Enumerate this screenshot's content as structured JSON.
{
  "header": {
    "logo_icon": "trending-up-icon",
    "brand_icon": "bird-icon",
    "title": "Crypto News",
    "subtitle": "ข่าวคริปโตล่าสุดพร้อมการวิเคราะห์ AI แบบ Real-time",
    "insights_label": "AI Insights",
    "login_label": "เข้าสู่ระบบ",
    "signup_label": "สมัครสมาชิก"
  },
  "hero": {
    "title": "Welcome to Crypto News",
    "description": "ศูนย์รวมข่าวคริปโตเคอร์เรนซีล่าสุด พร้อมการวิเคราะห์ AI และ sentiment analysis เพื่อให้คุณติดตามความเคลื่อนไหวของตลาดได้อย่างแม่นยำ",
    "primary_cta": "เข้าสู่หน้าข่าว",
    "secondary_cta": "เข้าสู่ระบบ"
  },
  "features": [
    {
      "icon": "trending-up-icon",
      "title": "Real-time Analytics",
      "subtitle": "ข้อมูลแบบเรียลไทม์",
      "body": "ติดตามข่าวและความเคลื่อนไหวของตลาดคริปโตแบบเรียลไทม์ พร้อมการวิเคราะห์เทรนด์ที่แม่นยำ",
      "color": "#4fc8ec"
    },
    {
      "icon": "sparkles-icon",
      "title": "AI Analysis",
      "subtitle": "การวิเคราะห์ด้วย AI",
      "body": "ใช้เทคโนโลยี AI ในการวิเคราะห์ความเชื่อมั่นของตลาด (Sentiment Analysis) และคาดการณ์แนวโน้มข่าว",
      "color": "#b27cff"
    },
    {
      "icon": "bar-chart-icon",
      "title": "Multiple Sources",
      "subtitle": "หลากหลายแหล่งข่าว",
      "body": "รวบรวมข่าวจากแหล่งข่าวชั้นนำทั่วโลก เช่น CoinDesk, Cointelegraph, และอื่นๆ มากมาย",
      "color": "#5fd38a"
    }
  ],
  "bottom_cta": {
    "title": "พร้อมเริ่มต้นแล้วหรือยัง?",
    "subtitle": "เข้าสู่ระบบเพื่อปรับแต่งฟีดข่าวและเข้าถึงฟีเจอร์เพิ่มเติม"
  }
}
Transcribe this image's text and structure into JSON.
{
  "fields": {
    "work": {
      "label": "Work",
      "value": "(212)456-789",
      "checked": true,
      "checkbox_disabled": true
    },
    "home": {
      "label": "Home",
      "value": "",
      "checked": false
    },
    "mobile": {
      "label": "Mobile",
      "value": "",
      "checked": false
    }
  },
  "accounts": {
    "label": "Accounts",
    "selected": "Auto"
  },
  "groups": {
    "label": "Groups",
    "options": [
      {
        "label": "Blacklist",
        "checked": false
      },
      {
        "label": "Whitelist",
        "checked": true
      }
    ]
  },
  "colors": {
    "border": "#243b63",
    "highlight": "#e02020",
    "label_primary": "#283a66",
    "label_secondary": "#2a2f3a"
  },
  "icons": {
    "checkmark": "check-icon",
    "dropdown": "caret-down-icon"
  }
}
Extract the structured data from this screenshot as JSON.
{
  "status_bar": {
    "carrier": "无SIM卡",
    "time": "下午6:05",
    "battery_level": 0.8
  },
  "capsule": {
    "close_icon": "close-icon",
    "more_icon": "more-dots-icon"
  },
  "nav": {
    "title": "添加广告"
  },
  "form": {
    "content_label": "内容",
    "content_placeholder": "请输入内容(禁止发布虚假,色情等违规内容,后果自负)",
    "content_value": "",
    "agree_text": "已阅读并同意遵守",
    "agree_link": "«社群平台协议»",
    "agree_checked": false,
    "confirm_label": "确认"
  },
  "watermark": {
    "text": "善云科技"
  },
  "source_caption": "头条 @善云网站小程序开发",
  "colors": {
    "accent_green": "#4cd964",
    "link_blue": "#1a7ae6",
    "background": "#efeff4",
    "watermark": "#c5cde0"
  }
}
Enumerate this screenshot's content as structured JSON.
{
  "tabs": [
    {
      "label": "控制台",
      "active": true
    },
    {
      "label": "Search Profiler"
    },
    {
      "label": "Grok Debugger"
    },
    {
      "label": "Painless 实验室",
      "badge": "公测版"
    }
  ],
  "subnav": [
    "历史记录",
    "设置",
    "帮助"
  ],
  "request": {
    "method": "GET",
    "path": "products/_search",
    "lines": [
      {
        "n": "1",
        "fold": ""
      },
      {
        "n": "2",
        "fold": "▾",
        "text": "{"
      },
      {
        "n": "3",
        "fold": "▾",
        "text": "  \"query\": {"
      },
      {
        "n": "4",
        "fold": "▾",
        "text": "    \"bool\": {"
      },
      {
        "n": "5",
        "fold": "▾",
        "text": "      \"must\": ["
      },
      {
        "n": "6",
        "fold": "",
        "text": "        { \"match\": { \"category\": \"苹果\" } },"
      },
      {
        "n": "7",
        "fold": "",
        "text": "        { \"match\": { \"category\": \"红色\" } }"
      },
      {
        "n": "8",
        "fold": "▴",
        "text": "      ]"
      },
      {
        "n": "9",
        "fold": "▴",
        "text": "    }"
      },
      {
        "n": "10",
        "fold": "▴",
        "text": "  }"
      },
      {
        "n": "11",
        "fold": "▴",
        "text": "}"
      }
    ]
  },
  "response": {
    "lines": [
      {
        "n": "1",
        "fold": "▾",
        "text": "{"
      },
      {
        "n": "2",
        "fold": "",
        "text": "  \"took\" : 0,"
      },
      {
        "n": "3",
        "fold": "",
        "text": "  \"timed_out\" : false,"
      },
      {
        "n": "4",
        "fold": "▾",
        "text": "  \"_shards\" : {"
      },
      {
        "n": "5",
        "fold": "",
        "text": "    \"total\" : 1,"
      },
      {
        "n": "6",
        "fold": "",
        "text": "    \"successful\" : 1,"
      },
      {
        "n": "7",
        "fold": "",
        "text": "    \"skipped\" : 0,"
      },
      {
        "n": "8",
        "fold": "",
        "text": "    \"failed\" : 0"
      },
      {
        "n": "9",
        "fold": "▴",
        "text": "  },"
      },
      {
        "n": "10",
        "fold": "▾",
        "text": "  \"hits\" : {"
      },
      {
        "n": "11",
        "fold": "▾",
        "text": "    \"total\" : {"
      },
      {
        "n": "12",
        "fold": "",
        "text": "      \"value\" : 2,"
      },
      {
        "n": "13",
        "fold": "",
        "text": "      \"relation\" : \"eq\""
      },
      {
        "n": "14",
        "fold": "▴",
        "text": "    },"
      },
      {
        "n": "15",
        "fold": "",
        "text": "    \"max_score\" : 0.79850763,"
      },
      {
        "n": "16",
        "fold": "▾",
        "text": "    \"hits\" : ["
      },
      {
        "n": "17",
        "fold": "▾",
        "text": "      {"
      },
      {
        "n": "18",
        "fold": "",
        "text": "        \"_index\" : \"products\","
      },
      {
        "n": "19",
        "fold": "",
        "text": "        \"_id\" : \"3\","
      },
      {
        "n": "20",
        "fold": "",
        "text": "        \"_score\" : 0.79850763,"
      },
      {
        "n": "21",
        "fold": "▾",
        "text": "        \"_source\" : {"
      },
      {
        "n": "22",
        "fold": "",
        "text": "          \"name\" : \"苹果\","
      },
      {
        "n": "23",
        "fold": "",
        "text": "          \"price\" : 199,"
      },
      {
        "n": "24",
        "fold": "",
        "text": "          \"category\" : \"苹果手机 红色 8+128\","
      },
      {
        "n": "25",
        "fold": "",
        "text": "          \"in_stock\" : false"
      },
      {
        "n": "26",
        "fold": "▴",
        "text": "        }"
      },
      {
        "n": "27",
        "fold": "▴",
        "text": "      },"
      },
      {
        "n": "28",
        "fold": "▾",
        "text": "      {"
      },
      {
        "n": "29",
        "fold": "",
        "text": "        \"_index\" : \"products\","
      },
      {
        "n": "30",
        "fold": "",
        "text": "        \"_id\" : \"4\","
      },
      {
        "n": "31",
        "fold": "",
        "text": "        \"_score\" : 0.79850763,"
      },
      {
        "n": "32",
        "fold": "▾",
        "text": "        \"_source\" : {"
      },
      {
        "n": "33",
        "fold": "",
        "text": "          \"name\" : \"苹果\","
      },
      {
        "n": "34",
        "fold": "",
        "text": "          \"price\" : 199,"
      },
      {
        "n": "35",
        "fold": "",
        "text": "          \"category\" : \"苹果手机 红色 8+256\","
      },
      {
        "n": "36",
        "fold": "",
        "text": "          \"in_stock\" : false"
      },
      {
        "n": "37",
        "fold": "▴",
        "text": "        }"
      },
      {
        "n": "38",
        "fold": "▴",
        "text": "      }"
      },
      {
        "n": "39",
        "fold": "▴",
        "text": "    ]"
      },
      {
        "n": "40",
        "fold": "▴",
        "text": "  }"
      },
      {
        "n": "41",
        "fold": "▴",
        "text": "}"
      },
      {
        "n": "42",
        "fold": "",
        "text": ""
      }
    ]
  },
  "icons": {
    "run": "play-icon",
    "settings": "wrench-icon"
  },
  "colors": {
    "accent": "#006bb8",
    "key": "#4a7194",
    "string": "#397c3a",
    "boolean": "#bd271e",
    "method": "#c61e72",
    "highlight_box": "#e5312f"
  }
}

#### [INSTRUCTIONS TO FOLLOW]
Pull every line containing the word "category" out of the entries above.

#### [ANSWER]
        "text": "        { \"match\": { \"category\": \"苹果\" } },"
        "text": "        { \"match\": { \"category\": \"红色\" } }"
        "text": "          \"category\" : \"苹果手机 红色 8+128\","
        "text": "          \"category\" : \"苹果手机 红色 8+256\","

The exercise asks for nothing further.